GOAL OF THE EXERCISE –
From the data that follows, copy every line with the string "image".

━━━━━ DATA TO EXAMINE

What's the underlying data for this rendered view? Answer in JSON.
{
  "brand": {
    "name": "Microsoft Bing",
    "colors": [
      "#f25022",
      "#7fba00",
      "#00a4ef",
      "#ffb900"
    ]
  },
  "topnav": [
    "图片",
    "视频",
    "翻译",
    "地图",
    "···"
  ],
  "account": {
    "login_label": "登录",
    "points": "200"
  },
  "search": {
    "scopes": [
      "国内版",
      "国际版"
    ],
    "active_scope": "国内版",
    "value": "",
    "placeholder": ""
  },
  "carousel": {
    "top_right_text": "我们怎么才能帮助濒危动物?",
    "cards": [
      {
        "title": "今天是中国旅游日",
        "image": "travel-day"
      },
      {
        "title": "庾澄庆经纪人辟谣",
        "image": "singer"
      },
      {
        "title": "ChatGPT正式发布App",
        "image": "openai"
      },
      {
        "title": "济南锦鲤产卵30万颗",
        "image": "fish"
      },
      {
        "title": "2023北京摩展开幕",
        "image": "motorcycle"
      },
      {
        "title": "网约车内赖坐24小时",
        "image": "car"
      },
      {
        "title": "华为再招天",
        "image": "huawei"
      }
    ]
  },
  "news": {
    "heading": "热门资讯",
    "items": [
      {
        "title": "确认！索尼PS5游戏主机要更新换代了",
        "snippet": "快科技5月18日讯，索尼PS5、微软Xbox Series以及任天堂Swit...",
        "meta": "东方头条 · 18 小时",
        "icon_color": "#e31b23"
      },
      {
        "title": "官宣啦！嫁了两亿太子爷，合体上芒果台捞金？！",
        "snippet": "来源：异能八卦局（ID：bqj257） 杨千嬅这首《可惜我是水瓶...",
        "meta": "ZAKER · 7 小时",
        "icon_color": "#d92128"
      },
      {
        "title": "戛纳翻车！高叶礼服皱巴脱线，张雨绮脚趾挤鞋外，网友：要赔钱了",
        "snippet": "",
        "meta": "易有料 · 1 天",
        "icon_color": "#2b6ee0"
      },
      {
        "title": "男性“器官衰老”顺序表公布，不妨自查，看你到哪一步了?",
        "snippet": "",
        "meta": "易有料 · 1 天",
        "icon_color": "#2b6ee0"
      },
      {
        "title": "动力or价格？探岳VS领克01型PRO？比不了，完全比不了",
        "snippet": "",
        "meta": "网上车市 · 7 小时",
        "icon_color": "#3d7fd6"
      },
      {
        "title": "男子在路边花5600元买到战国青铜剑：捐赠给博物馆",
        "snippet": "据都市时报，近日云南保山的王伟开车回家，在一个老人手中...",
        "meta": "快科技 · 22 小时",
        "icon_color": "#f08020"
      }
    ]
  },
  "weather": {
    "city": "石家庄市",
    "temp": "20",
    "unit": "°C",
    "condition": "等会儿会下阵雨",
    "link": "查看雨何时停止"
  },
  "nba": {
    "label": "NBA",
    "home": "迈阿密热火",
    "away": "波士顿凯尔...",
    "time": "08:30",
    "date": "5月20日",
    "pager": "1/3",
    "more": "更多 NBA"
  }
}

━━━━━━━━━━

SOLUTION FOR THIS PROBLEM –
        "image": "travel-day"
        "image": "singer"
        "image": "openai"
        "image": "fish"
        "image": "motorcycle"
        "image": "car"
        "image": "huawei"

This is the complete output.